National Geographic captures Sri Lankan leopards from Yala Village
The star attraction of the Yala National Park was recently the subject of interest for National Geographic. A group of cameramen from the National Geographic Channel flew down to Sri Lanka at the height of the drought to capture unseen footage of leopard behaviour at night. The project began mid July with the support of Yala Village, and the Nature Odyssey teams.
Special permission was sought from the wildlife authorities to commence shooting within the Yala National Park. The crew was equipped with the world’s most light sensitive cameras, jeeps were modified to ensure that the wildlife is not disturbed in their natural habitat; and the team of naturalists were handpicked for the occasion.

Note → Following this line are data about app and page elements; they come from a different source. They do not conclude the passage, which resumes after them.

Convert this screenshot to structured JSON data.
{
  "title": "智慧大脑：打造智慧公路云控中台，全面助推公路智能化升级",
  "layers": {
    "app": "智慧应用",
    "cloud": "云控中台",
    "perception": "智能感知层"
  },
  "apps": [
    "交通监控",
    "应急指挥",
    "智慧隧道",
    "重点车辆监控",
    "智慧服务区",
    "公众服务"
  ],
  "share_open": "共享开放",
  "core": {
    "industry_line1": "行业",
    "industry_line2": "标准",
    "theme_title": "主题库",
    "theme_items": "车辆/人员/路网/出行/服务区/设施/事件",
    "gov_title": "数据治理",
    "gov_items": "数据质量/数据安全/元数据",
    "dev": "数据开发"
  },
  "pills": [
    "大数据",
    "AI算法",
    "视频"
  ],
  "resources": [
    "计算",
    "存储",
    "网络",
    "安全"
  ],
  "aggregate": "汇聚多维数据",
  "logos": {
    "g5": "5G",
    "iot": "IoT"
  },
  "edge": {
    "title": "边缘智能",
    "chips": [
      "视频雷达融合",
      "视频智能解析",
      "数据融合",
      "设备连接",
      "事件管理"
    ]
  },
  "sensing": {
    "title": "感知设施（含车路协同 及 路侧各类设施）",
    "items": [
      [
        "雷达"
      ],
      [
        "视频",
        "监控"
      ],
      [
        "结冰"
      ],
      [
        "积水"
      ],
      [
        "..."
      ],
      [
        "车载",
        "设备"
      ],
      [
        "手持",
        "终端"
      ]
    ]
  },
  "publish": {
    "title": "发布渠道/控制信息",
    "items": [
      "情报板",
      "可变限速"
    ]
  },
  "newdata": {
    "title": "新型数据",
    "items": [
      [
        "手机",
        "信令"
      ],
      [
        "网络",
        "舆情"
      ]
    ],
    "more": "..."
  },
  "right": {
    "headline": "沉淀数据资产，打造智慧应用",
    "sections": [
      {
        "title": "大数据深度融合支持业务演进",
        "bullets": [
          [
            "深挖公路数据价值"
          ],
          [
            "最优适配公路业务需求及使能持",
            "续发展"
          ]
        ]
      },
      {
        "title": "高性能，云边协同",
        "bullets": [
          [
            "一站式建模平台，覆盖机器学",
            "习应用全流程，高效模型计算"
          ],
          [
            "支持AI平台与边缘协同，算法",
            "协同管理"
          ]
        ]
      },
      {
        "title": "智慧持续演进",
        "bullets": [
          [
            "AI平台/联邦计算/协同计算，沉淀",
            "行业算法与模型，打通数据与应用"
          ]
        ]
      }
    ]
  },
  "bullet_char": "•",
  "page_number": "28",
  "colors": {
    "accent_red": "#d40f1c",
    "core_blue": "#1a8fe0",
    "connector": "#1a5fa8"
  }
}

The shooting of the cats commenced in the cover of darkness, with the aid of infra- red vision. The jeeps were manoeuvred in total darkness and the engines halted when leopards were sighted. 47 adventurous days of filming commenced with its share of adrenaline rushes and thrills. The HD cameras used by the crew captured high quality day time footage and the leopard behaviour at night was captured with the use of the world’s most advanced starlight filming technology.
The crew captured footage of some fascinating leopard behaviour, including hunting, mating and paternal family life. Three 8-week old leopard cubs were spotted in Rukwila by the crew at the end of the shooting which proved to be an ideal finale for the filming in Yala. The British crew filming for Nat Geo Wild was most grateful to the Nature Odyssey team, Yala Village and John Keells Hotels Group for supporting the production.
The Head of Eco Tourism at John Keells Hotels Chitral Jayatilake commented on the project stating that, “It’s been a dream to observe and study these cats at night and see how they behave after dark, this project completed for Nat Geo Wild gave us the technological means of observing Yala’s top predator at night without the use of any artificial light. The behaviour seen and recorded will change our understanding of the marvellous cats and hopefully, attract many more Wildlife tourists to Sri Lanka in the future”